**Instructions to follow**
The answer must consist of each line below that contains the word "JSON", copied in full.

[Data records for software interfaces]
╔══
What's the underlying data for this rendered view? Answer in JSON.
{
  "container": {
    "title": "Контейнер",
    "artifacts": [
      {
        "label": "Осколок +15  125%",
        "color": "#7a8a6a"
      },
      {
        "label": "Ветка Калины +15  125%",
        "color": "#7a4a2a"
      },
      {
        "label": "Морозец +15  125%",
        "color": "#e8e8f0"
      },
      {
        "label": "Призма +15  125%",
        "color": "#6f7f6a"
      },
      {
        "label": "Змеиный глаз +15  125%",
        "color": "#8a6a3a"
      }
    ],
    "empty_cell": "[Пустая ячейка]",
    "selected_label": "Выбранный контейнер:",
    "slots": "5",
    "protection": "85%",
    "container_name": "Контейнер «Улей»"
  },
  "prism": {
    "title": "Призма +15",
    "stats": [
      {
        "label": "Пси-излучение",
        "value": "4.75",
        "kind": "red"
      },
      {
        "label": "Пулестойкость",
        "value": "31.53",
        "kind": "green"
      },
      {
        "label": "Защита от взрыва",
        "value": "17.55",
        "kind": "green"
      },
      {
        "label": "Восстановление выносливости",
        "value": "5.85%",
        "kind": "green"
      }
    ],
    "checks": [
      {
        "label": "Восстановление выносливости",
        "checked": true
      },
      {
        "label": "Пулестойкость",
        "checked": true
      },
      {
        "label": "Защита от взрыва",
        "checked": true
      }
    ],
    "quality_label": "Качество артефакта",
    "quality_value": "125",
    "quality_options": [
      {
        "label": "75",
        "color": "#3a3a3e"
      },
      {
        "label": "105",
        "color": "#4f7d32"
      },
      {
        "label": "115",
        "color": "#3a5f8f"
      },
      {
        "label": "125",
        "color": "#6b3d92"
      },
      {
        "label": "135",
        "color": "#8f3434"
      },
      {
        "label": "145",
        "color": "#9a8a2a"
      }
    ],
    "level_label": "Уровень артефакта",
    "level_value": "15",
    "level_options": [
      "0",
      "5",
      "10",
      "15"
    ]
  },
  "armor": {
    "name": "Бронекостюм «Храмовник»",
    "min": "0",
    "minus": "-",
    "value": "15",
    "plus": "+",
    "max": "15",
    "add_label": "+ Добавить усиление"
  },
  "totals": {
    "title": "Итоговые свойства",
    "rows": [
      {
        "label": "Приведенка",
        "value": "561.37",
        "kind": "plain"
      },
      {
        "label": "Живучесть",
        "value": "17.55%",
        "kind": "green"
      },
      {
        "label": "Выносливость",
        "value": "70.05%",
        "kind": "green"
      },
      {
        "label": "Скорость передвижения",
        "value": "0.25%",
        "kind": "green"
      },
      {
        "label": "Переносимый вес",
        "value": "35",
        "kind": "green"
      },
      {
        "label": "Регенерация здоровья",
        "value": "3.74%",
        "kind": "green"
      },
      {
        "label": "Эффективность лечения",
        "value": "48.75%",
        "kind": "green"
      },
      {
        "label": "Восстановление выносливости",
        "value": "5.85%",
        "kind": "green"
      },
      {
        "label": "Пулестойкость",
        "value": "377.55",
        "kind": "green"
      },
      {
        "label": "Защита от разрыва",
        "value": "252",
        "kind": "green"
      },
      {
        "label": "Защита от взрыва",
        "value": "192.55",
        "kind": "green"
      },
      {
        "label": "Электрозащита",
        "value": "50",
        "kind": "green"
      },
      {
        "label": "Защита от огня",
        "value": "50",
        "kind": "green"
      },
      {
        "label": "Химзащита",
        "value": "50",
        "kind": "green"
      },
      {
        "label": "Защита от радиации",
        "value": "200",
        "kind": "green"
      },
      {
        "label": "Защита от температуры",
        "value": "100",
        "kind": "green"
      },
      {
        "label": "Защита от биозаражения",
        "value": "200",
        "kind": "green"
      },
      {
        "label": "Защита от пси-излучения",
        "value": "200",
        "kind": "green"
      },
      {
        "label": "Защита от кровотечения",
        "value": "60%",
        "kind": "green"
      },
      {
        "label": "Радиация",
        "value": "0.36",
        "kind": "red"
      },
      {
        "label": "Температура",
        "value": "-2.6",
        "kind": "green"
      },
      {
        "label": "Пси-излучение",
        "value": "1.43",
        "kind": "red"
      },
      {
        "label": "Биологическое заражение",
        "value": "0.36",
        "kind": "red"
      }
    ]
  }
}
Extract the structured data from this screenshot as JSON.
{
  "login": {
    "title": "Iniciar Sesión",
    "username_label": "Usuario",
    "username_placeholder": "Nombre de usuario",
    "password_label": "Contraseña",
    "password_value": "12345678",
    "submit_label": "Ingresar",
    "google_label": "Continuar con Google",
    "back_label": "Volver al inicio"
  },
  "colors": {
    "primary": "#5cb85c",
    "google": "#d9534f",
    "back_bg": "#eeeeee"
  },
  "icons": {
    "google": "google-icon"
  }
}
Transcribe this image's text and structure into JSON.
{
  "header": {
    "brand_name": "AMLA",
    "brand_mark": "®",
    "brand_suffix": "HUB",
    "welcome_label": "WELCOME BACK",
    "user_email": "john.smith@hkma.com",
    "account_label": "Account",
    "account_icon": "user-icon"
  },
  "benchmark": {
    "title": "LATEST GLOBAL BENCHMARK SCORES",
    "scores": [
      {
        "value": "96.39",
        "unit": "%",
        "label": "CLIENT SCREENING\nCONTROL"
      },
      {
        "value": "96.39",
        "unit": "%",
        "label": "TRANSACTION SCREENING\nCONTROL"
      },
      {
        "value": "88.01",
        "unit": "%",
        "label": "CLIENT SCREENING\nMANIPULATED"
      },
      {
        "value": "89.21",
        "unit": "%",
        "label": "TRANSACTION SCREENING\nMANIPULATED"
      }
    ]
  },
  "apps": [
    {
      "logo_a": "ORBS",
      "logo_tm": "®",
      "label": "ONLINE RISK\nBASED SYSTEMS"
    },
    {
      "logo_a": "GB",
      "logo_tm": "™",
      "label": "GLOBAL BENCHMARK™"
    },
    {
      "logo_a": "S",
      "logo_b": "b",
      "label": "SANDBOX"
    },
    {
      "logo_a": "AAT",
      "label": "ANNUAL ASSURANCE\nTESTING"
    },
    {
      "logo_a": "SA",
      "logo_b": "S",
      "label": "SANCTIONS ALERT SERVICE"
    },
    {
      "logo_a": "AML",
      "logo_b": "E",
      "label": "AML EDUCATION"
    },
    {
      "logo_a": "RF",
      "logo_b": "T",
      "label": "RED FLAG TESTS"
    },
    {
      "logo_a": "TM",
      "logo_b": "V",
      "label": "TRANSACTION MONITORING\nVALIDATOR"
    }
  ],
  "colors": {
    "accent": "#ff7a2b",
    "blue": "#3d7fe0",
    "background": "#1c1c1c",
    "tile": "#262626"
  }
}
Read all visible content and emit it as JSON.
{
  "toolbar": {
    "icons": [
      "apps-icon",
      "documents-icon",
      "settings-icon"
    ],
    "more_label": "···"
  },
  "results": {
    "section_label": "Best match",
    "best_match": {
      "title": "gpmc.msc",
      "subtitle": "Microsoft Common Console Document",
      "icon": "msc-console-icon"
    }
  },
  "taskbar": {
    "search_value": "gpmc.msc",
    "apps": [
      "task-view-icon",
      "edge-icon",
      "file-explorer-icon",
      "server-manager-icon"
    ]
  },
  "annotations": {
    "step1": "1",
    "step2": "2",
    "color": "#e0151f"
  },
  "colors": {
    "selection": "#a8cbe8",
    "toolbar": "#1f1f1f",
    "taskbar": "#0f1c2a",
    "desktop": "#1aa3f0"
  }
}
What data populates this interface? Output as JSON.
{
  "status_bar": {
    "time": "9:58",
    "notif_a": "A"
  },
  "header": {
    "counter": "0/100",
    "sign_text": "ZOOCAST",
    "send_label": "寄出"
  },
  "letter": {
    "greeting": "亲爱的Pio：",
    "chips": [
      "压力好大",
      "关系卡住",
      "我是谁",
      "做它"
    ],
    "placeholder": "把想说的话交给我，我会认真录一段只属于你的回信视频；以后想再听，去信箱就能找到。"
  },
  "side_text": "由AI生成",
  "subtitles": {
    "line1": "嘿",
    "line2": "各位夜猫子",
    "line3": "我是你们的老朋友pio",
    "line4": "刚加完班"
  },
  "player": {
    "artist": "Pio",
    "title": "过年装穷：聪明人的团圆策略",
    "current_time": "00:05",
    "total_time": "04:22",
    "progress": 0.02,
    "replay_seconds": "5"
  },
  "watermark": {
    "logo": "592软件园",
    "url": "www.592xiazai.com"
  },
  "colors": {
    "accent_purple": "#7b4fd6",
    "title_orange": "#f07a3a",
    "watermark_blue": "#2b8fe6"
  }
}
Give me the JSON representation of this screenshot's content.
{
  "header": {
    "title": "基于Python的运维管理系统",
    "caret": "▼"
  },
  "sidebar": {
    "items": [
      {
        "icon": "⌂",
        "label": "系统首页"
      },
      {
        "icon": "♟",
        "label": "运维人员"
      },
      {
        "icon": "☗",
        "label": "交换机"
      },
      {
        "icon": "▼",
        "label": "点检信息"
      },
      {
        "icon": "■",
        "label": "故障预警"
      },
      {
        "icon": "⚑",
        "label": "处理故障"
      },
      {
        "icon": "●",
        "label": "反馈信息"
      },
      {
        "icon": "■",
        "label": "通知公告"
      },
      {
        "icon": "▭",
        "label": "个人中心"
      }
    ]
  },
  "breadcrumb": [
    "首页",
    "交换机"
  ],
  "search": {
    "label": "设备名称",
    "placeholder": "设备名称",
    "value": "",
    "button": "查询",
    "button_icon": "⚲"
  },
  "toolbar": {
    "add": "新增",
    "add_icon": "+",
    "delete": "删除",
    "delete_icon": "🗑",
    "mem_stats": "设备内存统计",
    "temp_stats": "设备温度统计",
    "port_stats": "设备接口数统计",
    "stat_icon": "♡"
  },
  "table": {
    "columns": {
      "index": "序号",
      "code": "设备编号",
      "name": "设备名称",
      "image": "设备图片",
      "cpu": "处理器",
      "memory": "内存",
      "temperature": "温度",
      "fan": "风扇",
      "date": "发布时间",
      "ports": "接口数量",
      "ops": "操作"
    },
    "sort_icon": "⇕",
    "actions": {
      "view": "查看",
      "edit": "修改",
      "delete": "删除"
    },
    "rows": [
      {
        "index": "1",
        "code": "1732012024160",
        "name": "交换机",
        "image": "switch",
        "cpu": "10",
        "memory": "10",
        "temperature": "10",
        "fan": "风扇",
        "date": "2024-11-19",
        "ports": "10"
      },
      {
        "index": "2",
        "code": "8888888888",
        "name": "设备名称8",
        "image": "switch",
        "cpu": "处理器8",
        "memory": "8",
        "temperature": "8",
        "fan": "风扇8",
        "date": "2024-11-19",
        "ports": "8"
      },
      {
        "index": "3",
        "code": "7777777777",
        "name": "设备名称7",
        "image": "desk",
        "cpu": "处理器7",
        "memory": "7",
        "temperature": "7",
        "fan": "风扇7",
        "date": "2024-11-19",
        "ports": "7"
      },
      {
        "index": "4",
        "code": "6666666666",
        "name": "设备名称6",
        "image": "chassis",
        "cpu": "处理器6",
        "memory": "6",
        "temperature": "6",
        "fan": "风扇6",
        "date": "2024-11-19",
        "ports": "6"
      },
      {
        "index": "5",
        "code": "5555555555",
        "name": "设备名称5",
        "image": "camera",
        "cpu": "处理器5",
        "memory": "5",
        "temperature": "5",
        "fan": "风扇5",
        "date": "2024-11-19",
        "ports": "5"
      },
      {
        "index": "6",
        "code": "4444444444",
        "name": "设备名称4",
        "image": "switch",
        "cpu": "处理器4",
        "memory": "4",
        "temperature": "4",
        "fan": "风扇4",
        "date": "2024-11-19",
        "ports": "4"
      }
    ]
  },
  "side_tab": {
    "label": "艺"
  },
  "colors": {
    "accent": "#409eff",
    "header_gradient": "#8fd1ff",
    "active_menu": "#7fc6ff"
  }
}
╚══
**Answer area**
What's the underlying data for this rendered view? Answer in JSON.
Extract the structured data from this screenshot as JSON.
Transcribe this image's text and structure into JSON.
Read all visible content and emit it as JSON.
What data populates this interface? Output as JSON.
Give me the JSON representation of this screenshot's content.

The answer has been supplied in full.